Multnomah County regulations ignite debate on wood stoves
Should Multnomah County ban wood-burning stoves on days when the air quality is already unhealthy?
County commissioners say the proposed policy would be enforced only three to five days a year on average — with special exemptions for low-income residents and those with no other way to heat their homes.
The prohibition would likely take effect on days between Oct. 1 and March 1, when an atmospheric condition called "inversion" traps smog and other pollutants beneath a layer of warmer air.
The draft ordinance targets households that use a wood-burner as a secondary source of heat, like Commissioner Jessica Vega Pederson, who said she has two fireplaces inside her home in East Portland's Hazelwood neighborhood.
"If it's a chilly day, we'll put on the fire for ambiance or whatever," she commented during a public hearing Monday, Nov. 6, in Fairview. "But we don't need to. We have a heat pump."
There would also be a carve-out for families using clean-burning pellet stoves certified by the Environmental Protection Agency, according to a draft text of the ordinance.
Enforcement would be based on complaints, and the first strike would be a piece of certified mail explaining the policy. Three-peat offenders could be hit with fines that top out at $500.
"At least in our neighborhood, we don't turn each other in," remarked Victoria Purvine of Corbett. "I can see that working in town, but I can't see that working out where we are."
Of the seven private citizens who attended the meeting, the majority either already supported the measure or learned they would be exempt because they have no other heating source.
"I don't have a dog in the fight either way. I like to breathe but I also know people like their fire," said Rick Sanders, who is considering adding a wood-burning stove to his home in an unincorporated area near Fairview.
Health officials would rely on the National Weather Service to predict upcoming inversion days, and the no-burn order would be issued several days in advance.
Government planners considered changing state building codes to stop installation of new wood-burning fireplaces. But lobbyists with the powerful Home Builders Association quashed that idea, noted Multnomah County Health Department policy analyst Matt Hoffman.
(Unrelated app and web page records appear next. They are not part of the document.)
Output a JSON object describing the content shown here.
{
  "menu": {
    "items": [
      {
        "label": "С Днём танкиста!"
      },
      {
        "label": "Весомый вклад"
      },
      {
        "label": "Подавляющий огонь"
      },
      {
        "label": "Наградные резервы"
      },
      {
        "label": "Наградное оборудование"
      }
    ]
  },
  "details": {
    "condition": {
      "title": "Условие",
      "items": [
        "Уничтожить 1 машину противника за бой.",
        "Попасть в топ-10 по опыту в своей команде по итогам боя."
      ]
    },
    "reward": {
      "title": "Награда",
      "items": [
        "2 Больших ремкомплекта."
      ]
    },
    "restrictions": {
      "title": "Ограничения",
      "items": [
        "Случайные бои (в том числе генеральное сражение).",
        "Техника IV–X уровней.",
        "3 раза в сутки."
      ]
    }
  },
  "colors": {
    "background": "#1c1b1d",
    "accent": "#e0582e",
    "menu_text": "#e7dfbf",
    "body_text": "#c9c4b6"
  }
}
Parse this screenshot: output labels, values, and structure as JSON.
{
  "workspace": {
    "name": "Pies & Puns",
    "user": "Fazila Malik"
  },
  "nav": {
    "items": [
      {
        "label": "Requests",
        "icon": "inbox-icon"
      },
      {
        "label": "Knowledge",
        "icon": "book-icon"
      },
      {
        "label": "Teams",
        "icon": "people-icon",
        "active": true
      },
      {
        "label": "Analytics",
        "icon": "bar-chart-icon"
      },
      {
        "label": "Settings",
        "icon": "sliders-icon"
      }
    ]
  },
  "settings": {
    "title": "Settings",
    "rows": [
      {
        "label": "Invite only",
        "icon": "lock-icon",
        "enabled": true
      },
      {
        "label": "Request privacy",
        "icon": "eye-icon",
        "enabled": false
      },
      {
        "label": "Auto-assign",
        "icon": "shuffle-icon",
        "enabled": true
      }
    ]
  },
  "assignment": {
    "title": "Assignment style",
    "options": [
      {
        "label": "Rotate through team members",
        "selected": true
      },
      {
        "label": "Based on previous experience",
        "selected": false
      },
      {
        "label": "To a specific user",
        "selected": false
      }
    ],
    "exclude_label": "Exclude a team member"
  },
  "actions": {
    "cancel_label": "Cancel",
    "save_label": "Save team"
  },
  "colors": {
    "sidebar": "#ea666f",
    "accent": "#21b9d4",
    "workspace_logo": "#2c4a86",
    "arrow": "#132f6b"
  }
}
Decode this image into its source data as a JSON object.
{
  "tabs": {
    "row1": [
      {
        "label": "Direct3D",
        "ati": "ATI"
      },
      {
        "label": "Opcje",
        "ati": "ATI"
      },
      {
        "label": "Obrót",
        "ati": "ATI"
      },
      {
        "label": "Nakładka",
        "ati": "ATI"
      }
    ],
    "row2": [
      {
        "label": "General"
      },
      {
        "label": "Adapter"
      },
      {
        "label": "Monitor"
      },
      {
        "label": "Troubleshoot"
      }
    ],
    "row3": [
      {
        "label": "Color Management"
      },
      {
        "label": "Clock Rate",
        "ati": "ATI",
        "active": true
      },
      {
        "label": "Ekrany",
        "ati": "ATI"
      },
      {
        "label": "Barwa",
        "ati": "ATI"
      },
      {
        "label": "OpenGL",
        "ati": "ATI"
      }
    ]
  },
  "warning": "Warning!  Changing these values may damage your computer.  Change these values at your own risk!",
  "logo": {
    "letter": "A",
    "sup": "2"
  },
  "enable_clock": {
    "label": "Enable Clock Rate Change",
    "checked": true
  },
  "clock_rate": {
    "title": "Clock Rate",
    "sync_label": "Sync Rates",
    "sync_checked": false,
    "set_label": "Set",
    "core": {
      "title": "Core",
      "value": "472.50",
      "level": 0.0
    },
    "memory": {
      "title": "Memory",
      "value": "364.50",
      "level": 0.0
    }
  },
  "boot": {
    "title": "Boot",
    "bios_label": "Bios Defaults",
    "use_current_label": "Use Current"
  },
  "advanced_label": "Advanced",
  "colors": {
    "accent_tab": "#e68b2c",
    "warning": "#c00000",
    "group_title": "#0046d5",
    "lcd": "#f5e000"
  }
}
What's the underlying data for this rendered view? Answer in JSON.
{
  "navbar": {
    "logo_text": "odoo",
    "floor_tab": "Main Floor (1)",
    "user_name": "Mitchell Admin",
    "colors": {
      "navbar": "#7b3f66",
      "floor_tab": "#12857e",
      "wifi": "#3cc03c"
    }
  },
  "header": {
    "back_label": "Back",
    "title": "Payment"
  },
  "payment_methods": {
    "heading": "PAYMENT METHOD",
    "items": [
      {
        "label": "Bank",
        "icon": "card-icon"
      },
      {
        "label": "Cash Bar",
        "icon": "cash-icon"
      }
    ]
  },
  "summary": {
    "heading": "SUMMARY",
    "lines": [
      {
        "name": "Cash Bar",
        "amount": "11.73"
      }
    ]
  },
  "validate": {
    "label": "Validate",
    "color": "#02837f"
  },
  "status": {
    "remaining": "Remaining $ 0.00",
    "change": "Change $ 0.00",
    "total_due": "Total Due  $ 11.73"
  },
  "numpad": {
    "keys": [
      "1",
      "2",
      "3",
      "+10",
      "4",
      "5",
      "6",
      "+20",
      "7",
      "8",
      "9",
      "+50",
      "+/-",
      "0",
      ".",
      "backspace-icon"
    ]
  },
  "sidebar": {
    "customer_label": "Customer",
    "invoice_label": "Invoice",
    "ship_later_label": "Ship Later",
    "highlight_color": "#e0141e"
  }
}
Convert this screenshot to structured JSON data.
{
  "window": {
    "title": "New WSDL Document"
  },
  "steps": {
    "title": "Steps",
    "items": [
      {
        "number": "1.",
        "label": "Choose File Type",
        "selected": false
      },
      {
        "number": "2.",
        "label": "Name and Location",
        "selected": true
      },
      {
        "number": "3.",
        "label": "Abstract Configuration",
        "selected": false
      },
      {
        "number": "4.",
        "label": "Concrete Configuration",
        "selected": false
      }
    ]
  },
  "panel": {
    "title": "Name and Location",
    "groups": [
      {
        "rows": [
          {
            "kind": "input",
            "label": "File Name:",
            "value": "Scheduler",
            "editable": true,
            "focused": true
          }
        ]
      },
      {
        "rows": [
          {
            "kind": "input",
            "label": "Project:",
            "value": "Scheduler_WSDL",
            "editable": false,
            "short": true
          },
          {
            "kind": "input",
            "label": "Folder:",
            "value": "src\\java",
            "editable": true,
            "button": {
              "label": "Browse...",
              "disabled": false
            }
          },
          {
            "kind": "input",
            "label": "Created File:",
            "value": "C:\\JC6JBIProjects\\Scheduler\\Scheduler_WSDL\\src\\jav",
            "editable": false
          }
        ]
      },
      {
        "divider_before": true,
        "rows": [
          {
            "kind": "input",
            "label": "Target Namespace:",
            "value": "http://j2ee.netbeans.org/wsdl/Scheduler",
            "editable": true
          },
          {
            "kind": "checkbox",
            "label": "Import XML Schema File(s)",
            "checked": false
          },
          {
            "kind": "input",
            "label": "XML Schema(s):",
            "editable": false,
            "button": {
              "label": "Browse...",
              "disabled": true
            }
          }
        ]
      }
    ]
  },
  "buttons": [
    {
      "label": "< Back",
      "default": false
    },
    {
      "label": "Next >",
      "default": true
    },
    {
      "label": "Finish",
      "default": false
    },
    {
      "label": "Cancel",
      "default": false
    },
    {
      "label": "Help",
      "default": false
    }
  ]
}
"Many of the comments I've been seeing, they seem like knee-jerk reactions," Hoffman said. "Of course I like a nice warm fire, but I'm not going to burn my fireplace on a day when it's going to harm my neighbors and the folks around me.
"We can't choose the air we breathe, so it's important we take a look at what's in it," he continued.
At the meeting, Fairview Mayor Ted Tosterud said he supports clean air, but worries how county officials would explain to complainants that their low-income neighbors can keep burning.
"I don't think it's fair to the citizens that we put a sign in their yard saying, 'Hey, I'm exempt because I don't make enough money,' " he testified.
"You're always going to have that 10 percent of the population who go fooey on any ordinance that comes out. But the majority of the people that live in our area do want to follow the rules," added Wood Village Councilor Mark Clark.
If the Portland area's air quality falls beneath certain federal benchmarks, the EPA will require local governments to draft more stringent curtailment measures, which will almost certainly include a partial ban on wood-burning stoves.
To learn more, consider attending one of two upcoming informational meetings:
• 6:30-8 p.m. Nov. 16 at Linnton Community Center, 10614 N.W. St. Helens Road in Portland.
• 9:30-11 a.m. Dec. 7 at the Multnomah Building, 501 S.E. Hawthorne Blvd. in Portland.